With a more dynamic game plan on defense to help the young and depleted secondary along with a multifarious attack on offense, the Huskies should win another shootout.

I'll call it Washington Huskies 42, Illinois Fighting Illini 31.

Ryan: Last week, Washington fans got their first glimpse of what a Cyler Miles-led offense in 2014 might look like, and most liked what they saw. After all, it's hard to find too much fault in a performance that yields 536 total yards, including 356 on the ground, and eight total touchdowns. And while Illinois figures to put up a better fight on the defensive side of the ball than FCS Eastern Washington, they are hardly world-beaters: So far this year, the Illini have had to stage fourth-quarter comebacks against FCS Youngstown State and Western Kentucky.

Where this game figures to hinge, then, is on the performance of Washington's defense.
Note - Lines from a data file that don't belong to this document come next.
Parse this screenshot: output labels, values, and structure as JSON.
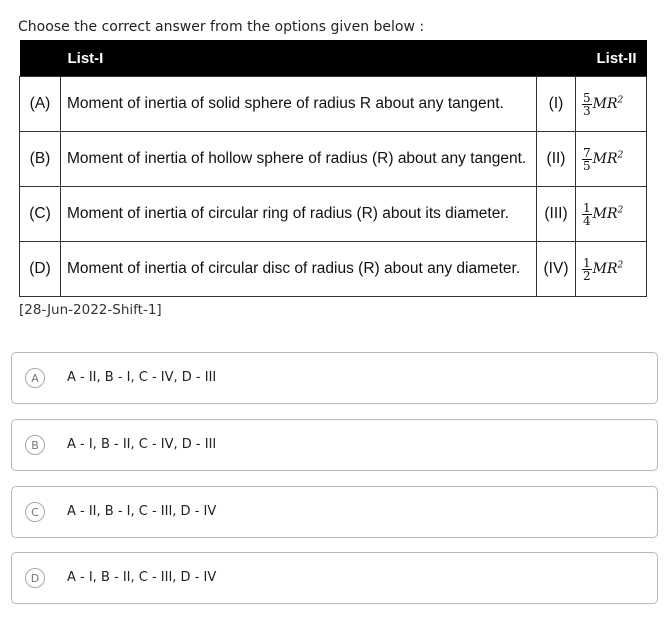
{
  "question": {
    "prompt": "Choose the correct answer from the options given below :",
    "list_headers": [
      "List-I",
      "List-II"
    ],
    "rows": [
      {
        "label": "(A)",
        "text": "Moment of inertia of solid sphere of radius R about any tangent.",
        "roman": "(I)",
        "formula": {
          "num": "5",
          "den": "3",
          "expr": "MR",
          "power": "2"
        }
      },
      {
        "label": "(B)",
        "text": "Moment of inertia of hollow sphere of radius (R) about any tangent.",
        "roman": "(II)",
        "formula": {
          "num": "7",
          "den": "5",
          "expr": "MR",
          "power": "2"
        }
      },
      {
        "label": "(C)",
        "text": "Moment of inertia of circular ring of radius (R) about its diameter.",
        "roman": "(III)",
        "formula": {
          "num": "1",
          "den": "4",
          "expr": "MR",
          "power": "2"
        }
      },
      {
        "label": "(D)",
        "text": "Moment of inertia of circular disc of radius (R) about any diameter.",
        "roman": "(IV)",
        "formula": {
          "num": "1",
          "den": "2",
          "expr": "MR",
          "power": "2"
        }
      }
    ],
    "source": "[28-Jun-2022-Shift-1]"
  },
  "options": [
    {
      "letter": "A",
      "text": "A - II, B - I, C - IV, D - III"
    },
    {
      "letter": "B",
      "text": "A - I, B - II, C - IV, D - III"
    },
    {
      "letter": "C",
      "text": "A - II, B - I, C - III, D - IV"
    },
    {
      "letter": "D",
      "text": "A - I, B - II, C - III, D - IV"
    }
  ]
}
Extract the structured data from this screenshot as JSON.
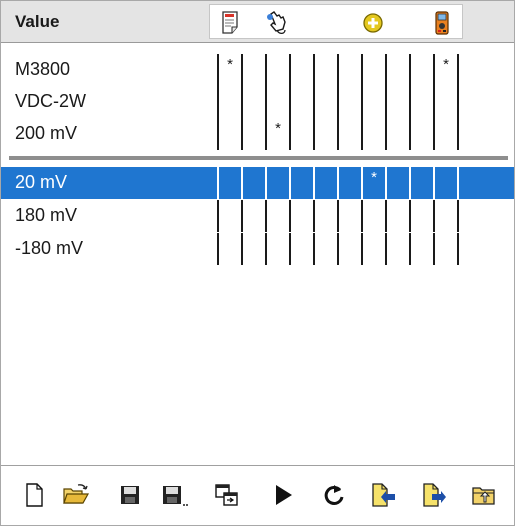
{
  "header": {
    "title": "Value",
    "icons": [
      "notepad-icon",
      "hand-pointer-icon",
      "add-circle-icon",
      "multimeter-icon"
    ]
  },
  "rows": [
    {
      "value": "M3800",
      "marks": [
        {
          "col": 0,
          "text": "*"
        },
        {
          "col": 9,
          "text": "*"
        }
      ],
      "selected": false
    },
    {
      "value": "VDC-2W",
      "marks": [],
      "selected": false
    },
    {
      "value": "200 mV",
      "marks": [
        {
          "col": 2,
          "text": "*"
        }
      ],
      "selected": false
    },
    {
      "value": "20 mV",
      "marks": [
        {
          "col": 6,
          "text": "*"
        }
      ],
      "selected": true
    },
    {
      "value": "180 mV",
      "marks": [],
      "selected": false
    },
    {
      "value": "-180 mV",
      "marks": [],
      "selected": false
    }
  ],
  "toolbar": [
    "new-file-icon",
    "open-folder-icon",
    "save-icon",
    "save-as-icon",
    "copy-window-icon",
    "play-icon",
    "refresh-icon",
    "import-icon",
    "export-icon",
    "upload-folder-icon"
  ],
  "colors": {
    "selection": "#1f76d0",
    "header_bg": "#e4e4e4"
  }
}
Through two games, Wes Lunt has completed 67 percent of his passes at 8.4 yards per attempt and seven touchdowns against just one interception, giving him a phenomenal quarterback rating of 161.76. (For comparison, Keith Price earned a 153.25 rating last year after completing 66 percent of his passes at 8.4 yards per attempt for 21 touchdowns and six picks.) However, Lunt is not particularly mobile, and the news that starting right tackle Pat Flavin will miss this weekend's game due to injury could open up the floodgates for Hau'oli Kikaha to have a big day, as long as he's not again inexplicably assigned to cover the slot like he was last week.

I like UW to win the game, but after the secondary's implosion last week against Eastern Washington, I'm not nearly as confident that the Dawgs will pull this one out as I was in the preseason. Washington has the talent and home field advantages; whether it's a two-point or 21-point win hinges on the secondary's ability to make up for the loss of Peters against a prolific passing attack. Washington 48, Illinois 41.